Data items

....

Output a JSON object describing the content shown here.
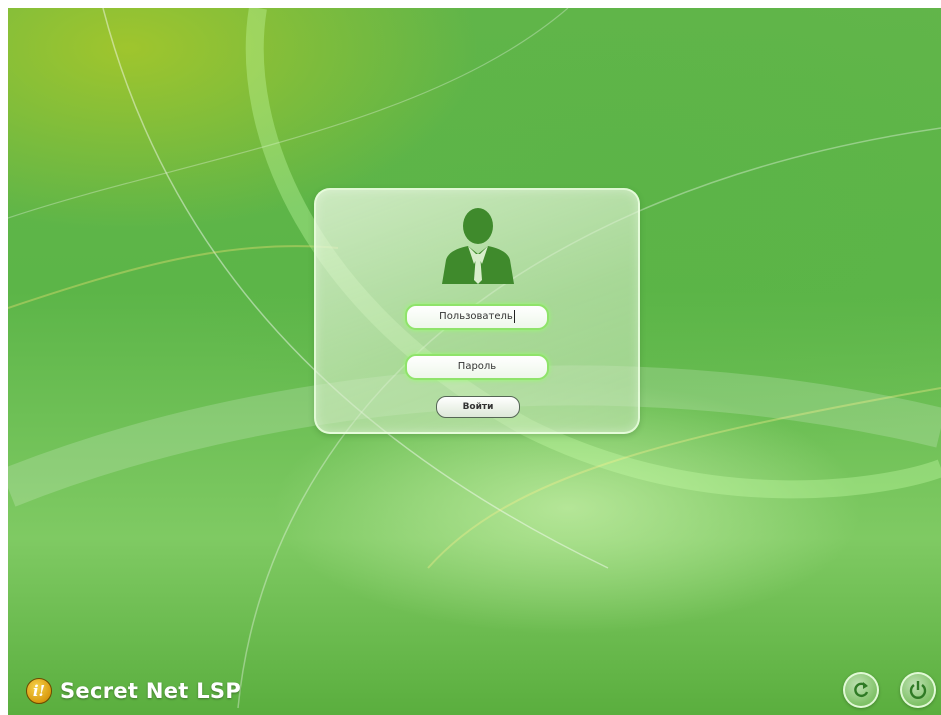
{
  "login": {
    "username_value": "Пользователь",
    "password_placeholder": "Пароль",
    "submit_label": "Войти"
  },
  "branding": {
    "logo_glyph": "i!",
    "product_name": "Secret Net LSP"
  },
  "icons": {
    "user": "user-silhouette-icon",
    "restart": "restart-icon",
    "power": "power-icon"
  },
  "colors": {
    "background": "#5cb548",
    "field_glow": "#8fe36a",
    "icon_green": "#3f8a2c"
  }
}
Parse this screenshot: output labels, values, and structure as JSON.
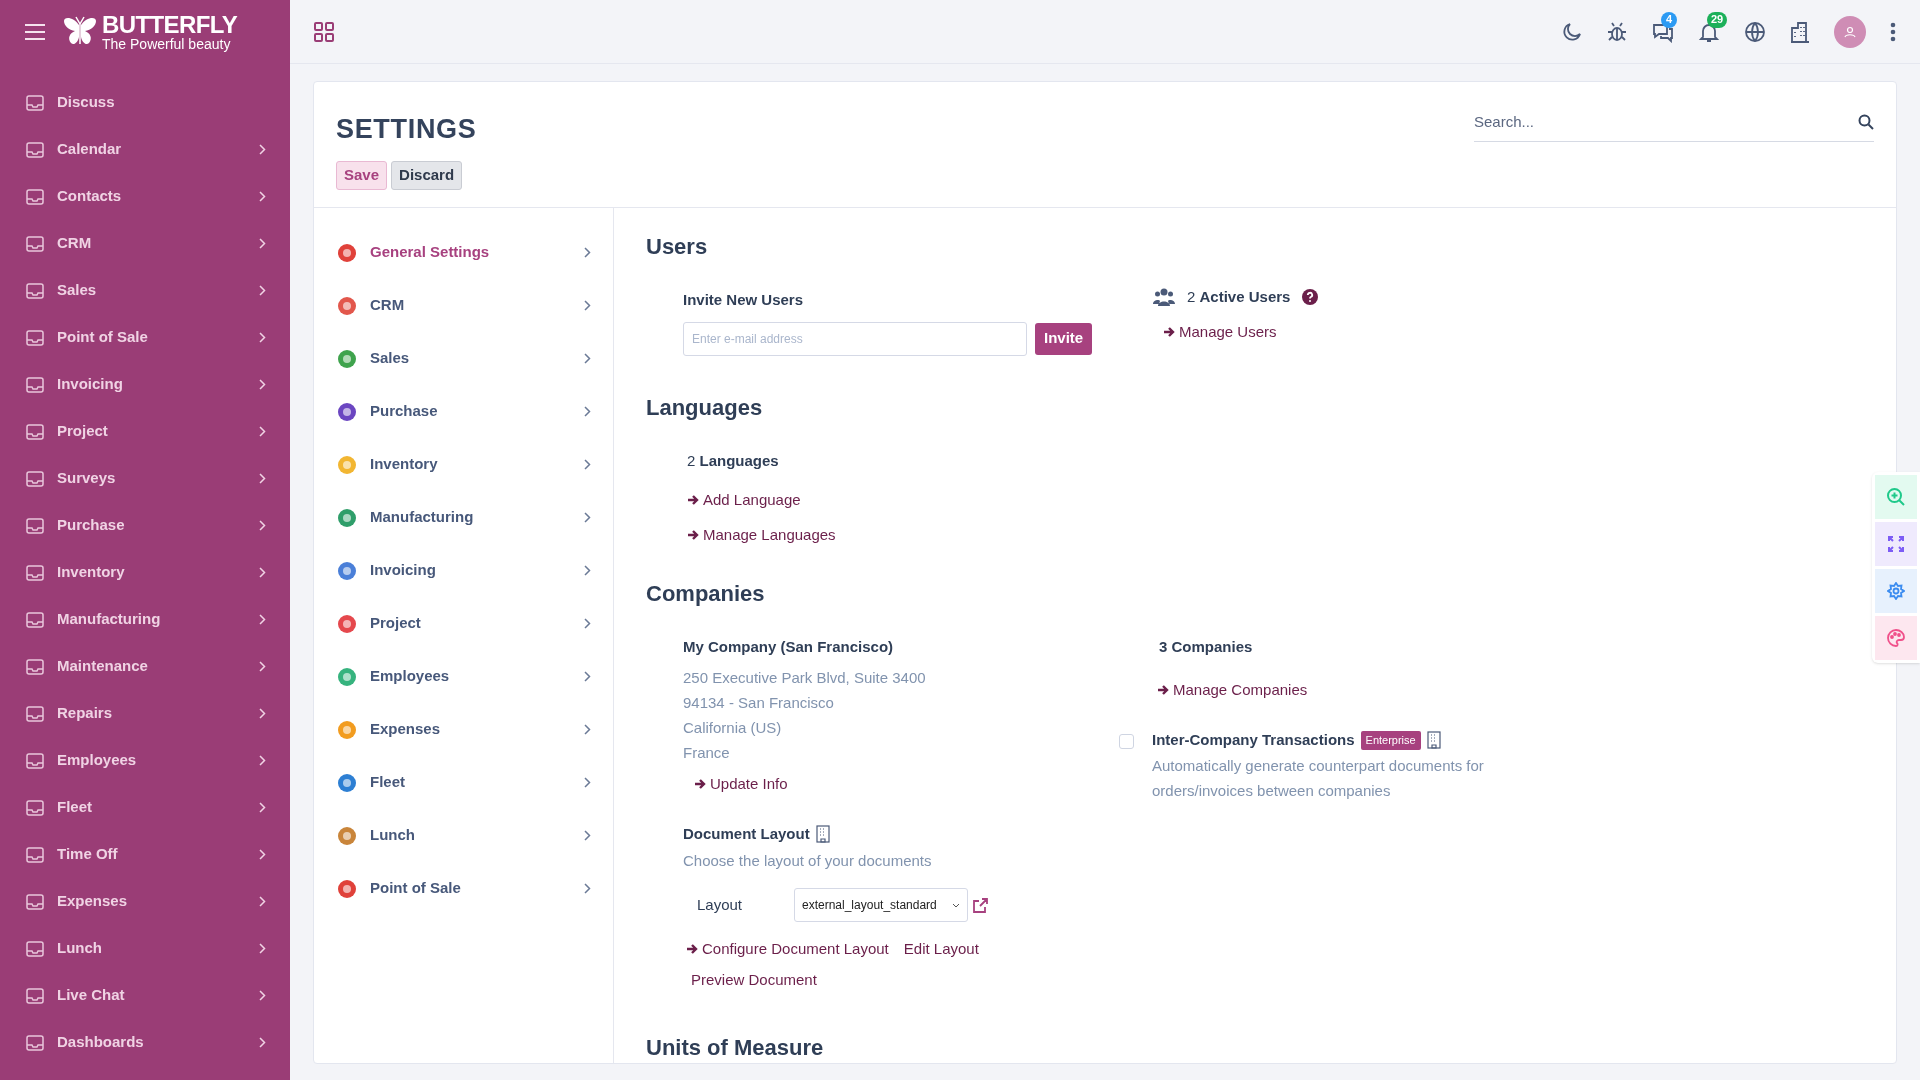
{
  "sidebar": {
    "brand": "BUTTERFLY",
    "tagline": "The Powerful beauty",
    "items": [
      {
        "label": "Discuss",
        "expandable": false
      },
      {
        "label": "Calendar",
        "expandable": true
      },
      {
        "label": "Contacts",
        "expandable": true
      },
      {
        "label": "CRM",
        "expandable": true
      },
      {
        "label": "Sales",
        "expandable": true
      },
      {
        "label": "Point of Sale",
        "expandable": true
      },
      {
        "label": "Invoicing",
        "expandable": true
      },
      {
        "label": "Project",
        "expandable": true
      },
      {
        "label": "Surveys",
        "expandable": true
      },
      {
        "label": "Purchase",
        "expandable": true
      },
      {
        "label": "Inventory",
        "expandable": true
      },
      {
        "label": "Manufacturing",
        "expandable": true
      },
      {
        "label": "Maintenance",
        "expandable": true
      },
      {
        "label": "Repairs",
        "expandable": true
      },
      {
        "label": "Employees",
        "expandable": true
      },
      {
        "label": "Fleet",
        "expandable": true
      },
      {
        "label": "Time Off",
        "expandable": true
      },
      {
        "label": "Expenses",
        "expandable": true
      },
      {
        "label": "Lunch",
        "expandable": true
      },
      {
        "label": "Live Chat",
        "expandable": true
      },
      {
        "label": "Dashboards",
        "expandable": true
      }
    ]
  },
  "topbar": {
    "message_count": "4",
    "notification_count": "29"
  },
  "page": {
    "title": "SETTINGS",
    "buttons": [
      {
        "label": "Save",
        "kind": "primary"
      },
      {
        "label": "Discard",
        "kind": "secondary"
      }
    ],
    "search": {
      "placeholder": "Search..."
    }
  },
  "settings_menu": [
    {
      "label": "General Settings",
      "selected": true,
      "color": "#e0413a"
    },
    {
      "label": "CRM",
      "selected": false,
      "color": "#e2574c"
    },
    {
      "label": "Sales",
      "selected": false,
      "color": "#3fa34d"
    },
    {
      "label": "Purchase",
      "selected": false,
      "color": "#6b46c1"
    },
    {
      "label": "Inventory",
      "selected": false,
      "color": "#f2b632"
    },
    {
      "label": "Manufacturing",
      "selected": false,
      "color": "#2f9e6a"
    },
    {
      "label": "Invoicing",
      "selected": false,
      "color": "#4a7fd8"
    },
    {
      "label": "Project",
      "selected": false,
      "color": "#e5484d"
    },
    {
      "label": "Employees",
      "selected": false,
      "color": "#36b37e"
    },
    {
      "label": "Expenses",
      "selected": false,
      "color": "#f29c1f"
    },
    {
      "label": "Fleet",
      "selected": false,
      "color": "#2d7fd3"
    },
    {
      "label": "Lunch",
      "selected": false,
      "color": "#c9853a"
    },
    {
      "label": "Point of Sale",
      "selected": false,
      "color": "#e0413a"
    }
  ],
  "users": {
    "title": "Users",
    "invite_label": "Invite New Users",
    "placeholder": "Enter e-mail address",
    "invite_button": "Invite",
    "active_users": "2 **Active Users**",
    "link": "Manage Users"
  },
  "languages": {
    "title": "Languages",
    "count": "2 **Languages**",
    "links": [
      "Add Language",
      "Manage Languages"
    ]
  },
  "companies": {
    "title": "Companies",
    "company_name": "My Company (San Francisco)",
    "address_lines": [
      "250 Executive Park Blvd, Suite 3400",
      "94134 - San Francisco",
      "California (US)",
      "France"
    ],
    "update_link": "Update Info",
    "count": "3 Companies",
    "manage_link": "Manage Companies",
    "inter_company": {
      "label": "Inter-Company Transactions",
      "badge": "Enterprise",
      "checked": false,
      "description": "Automatically generate counterpart documents for orders/invoices between companies"
    },
    "document_layout": {
      "label": "Document Layout",
      "description": "Choose the layout of your documents",
      "field_label": "Layout",
      "value": "external_layout_standard",
      "links": [
        {
          "label": "Configure Document Layout",
          "arrow": true
        },
        {
          "label": "Edit Layout",
          "arrow": false
        },
        {
          "label": "Preview Document",
          "arrow": false
        }
      ]
    }
  },
  "units": {
    "title": "Units of Measure"
  }
}
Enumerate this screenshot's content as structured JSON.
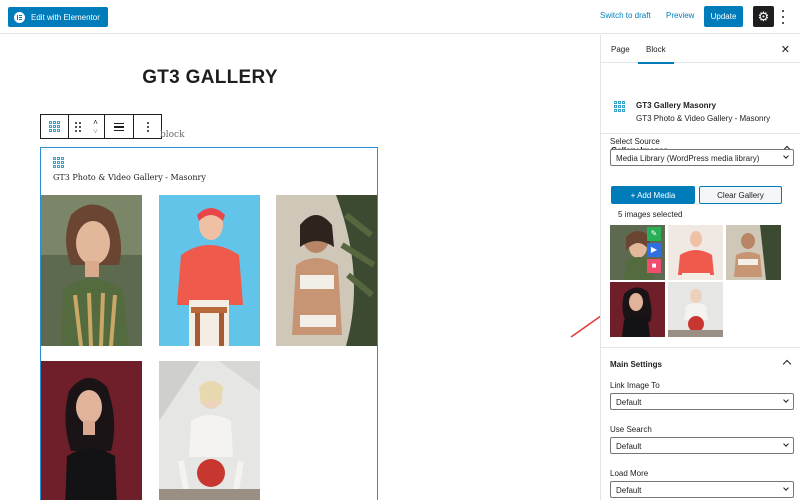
{
  "topbar": {
    "edit_elementor_label": "Edit with Elementor",
    "switch_draft_label": "Switch to draft",
    "preview_label": "Preview",
    "update_label": "Update",
    "accent_color": "#007cba"
  },
  "editor": {
    "page_title": "GT3 GALLERY",
    "behind_text": "block",
    "block_label": "GT3 Photo & Video Gallery - Masonry",
    "toolbar_icons": [
      "gallery-grid-icon",
      "drag-handle-icon",
      "move-up-down-icon",
      "align-icon",
      "more-options-icon"
    ]
  },
  "sidebar": {
    "tabs": [
      {
        "label": "Page",
        "active": false
      },
      {
        "label": "Block",
        "active": true
      }
    ],
    "close_icon": "close-icon",
    "block_title": "GT3 Gallery Masonry",
    "block_description": "GT3 Photo & Video Gallery - Masonry",
    "gallery_panel": {
      "title": "Gallery Images",
      "source_label": "Select Source",
      "source_value": "Media Library (WordPress media library)",
      "add_media_label": "+ Add Media",
      "clear_gallery_label": "Clear Gallery",
      "selected_text": "5 images selected",
      "thumb_actions": [
        "edit-icon",
        "play-icon",
        "delete-icon"
      ]
    },
    "main_settings": {
      "title": "Main Settings",
      "link_image_label": "Link Image To",
      "link_image_value": "Default",
      "use_search_label": "Use Search",
      "use_search_value": "Default",
      "load_more_label": "Load More",
      "load_more_value": "Default"
    }
  }
}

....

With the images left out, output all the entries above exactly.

Output a JSON object describing the content shown here.
{
  "login": {
    "username_value": "Пользователь",
    "password_placeholder": "Пароль",
    "submit_label": "Войти"
  },
  "branding": {
    "logo_glyph": "i!",
    "product_name": "Secret Net LSP"
  },
  "icons": {
    "user": "user-silhouette-icon",
    "restart": "restart-icon",
    "power": "power-icon"
  },
  "colors": {
    "background": "#5cb548",
    "field_glow": "#8fe36a",
    "icon_green": "#3f8a2c"
  }
}
Parse this screenshot: output labels, values, and structure as JSON.
{
  "sidebar": {
    "brand": "BUTTERFLY",
    "tagline": "The Powerful beauty",
    "items": [
      {
        "label": "Discuss",
        "expandable": false
      },
      {
        "label": "Calendar",
        "expandable": true
      },
      {
        "label": "Contacts",
        "expandable": true
      },
      {
        "label": "CRM",
        "expandable": true
      },
      {
        "label": "Sales",
        "expandable": true
      },
      {
        "label": "Point of Sale",
        "expandable": true
      },
      {
        "label": "Invoicing",
        "expandable": true
      },
      {
        "label": "Project",
        "expandable": true
      },
      {
        "label": "Surveys",
        "expandable": true
      },
      {
        "label": "Purchase",
        "expandable": true
      },
      {
        "label": "Inventory",
        "expandable": true
      },
      {
        "label": "Manufacturing",
        "expandable": true
      },
      {
        "label": "Maintenance",
        "expandable": true
      },
      {
        "label": "Repairs",
        "expandable": true
      },
      {
        "label": "Employees",
        "expandable": true
      },
      {
        "label": "Fleet",
        "expandable": true
      },
      {
        "label": "Time Off",
        "expandable": true
      },
      {
        "label": "Expenses",
        "expandable": true
      },
      {
        "label": "Lunch",
        "expandable": true
      },
      {
        "label": "Live Chat",
        "expandable": true
      },
      {
        "label": "Dashboards",
        "expandable": true
      }
    ]
  },
  "topbar": {
    "message_count": "4",
    "notification_count": "29"
  },
  "page": {
    "title": "SETTINGS",
    "buttons": [
      {
        "label": "Save",
        "kind": "primary"
      },
      {
        "label": "Discard",
        "kind": "secondary"
      }
    ],
    "search": {
      "placeholder": "Search..."
    }
  },
  "settings_menu": [
    {
      "label": "General Settings",
      "selected": true,
      "color": "#e0413a"
    },
    {
      "label": "CRM",
      "selected": false,
      "color": "#e2574c"
    },
    {
      "label": "Sales",
      "selected": false,
      "color": "#3fa34d"
    },
    {
      "label": "Purchase",
      "selected": false,
      "color": "#6b46c1"
    },
    {
      "label": "Inventory",
      "selected": false,
      "color": "#f2b632"
    },
    {
      "label": "Manufacturing",
      "selected": false,
      "color": "#2f9e6a"
    },
    {
      "label": "Invoicing",
      "selected": false,
      "color": "#4a7fd8"
    },
    {
      "label": "Project",
      "selected": false,
      "color": "#e5484d"
    },
    {
      "label": "Employees",
      "selected": false,
      "color": "#36b37e"
    },
    {
      "label": "Expenses",
      "selected": false,
      "color": "#f29c1f"
    },
    {
      "label": "Fleet",
      "selected": false,
      "color": "#2d7fd3"
    },
    {
      "label": "Lunch",
      "selected": false,
      "color": "#c9853a"
    },
    {
      "label": "Point of Sale",
      "selected": false,
      "color": "#e0413a"
    }
  ],
  "users": {
    "title": "Users",
    "invite_label": "Invite New Users",
    "placeholder": "Enter e-mail address",
    "invite_button": "Invite",
    "active_users": "2 **Active Users**",
    "link": "Manage Users"
  },
  "languages": {
    "title": "Languages",
    "count": "2 **Languages**",
    "links": [
      "Add Language",
      "Manage Languages"
    ]
  },
  "companies": {
    "title": "Companies",
    "company_name": "My Company (San Francisco)",
    "address_lines": [
      "250 Executive Park Blvd, Suite 3400",
      "94134 - San Francisco",
      "California (US)",
      "France"
    ],
    "update_link": "Update Info",
    "count": "3 Companies",
    "manage_link": "Manage Companies",
    "inter_company": {
      "label": "Inter-Company Transactions",
      "badge": "Enterprise",
      "checked": false,
      "description": "Automatically generate counterpart documents for orders/invoices between companies"
    },
    "document_layout": {
      "label": "Document Layout",
      "description": "Choose the layout of your documents",
      "field_label": "Layout",
      "value": "external_layout_standard",
      "links": [
        {
          "label": "Configure Document Layout",
          "arrow": true
        },
        {
          "label": "Edit Layout",
          "arrow": false
        },
        {
          "label": "Preview Document",
          "arrow": false
        }
      ]
    }
  },
  "units": {
    "title": "Units of Measure"
  }
}
Enumerate this screenshot's content as structured JSON.
{
  "topbar": {
    "edit_elementor_label": "Edit with Elementor",
    "switch_draft_label": "Switch to draft",
    "preview_label": "Preview",
    "update_label": "Update",
    "accent_color": "#007cba"
  },
  "editor": {
    "page_title": "GT3 GALLERY",
    "behind_text": "block",
    "block_label": "GT3 Photo & Video Gallery - Masonry",
    "toolbar_icons": [
      "gallery-grid-icon",
      "drag-handle-icon",
      "move-up-down-icon",
      "align-icon",
      "more-options-icon"
    ]
  },
  "sidebar": {
    "tabs": [
      {
        "label": "Page",
        "active": false
      },
      {
        "label": "Block",
        "active": true
      }
    ],
    "close_icon": "close-icon",
    "block_title": "GT3 Gallery Masonry",
    "block_description": "GT3 Photo & Video Gallery - Masonry",
    "gallery_panel": {
      "title": "Gallery Images",
      "source_label": "Select Source",
      "source_value": "Media Library (WordPress media library)",
      "add_media_label": "+ Add Media",
      "clear_gallery_label": "Clear Gallery",
      "selected_text": "5 images selected",
      "thumb_actions": [
        "edit-icon",
        "play-icon",
        "delete-icon"
      ]
    },
    "main_settings": {
      "title": "Main Settings",
      "link_image_label": "Link Image To",
      "link_image_value": "Default",
      "use_search_label": "Use Search",
      "use_search_value": "Default",
      "load_more_label": "Load More",
      "load_more_value": "Default"
    }
  }
}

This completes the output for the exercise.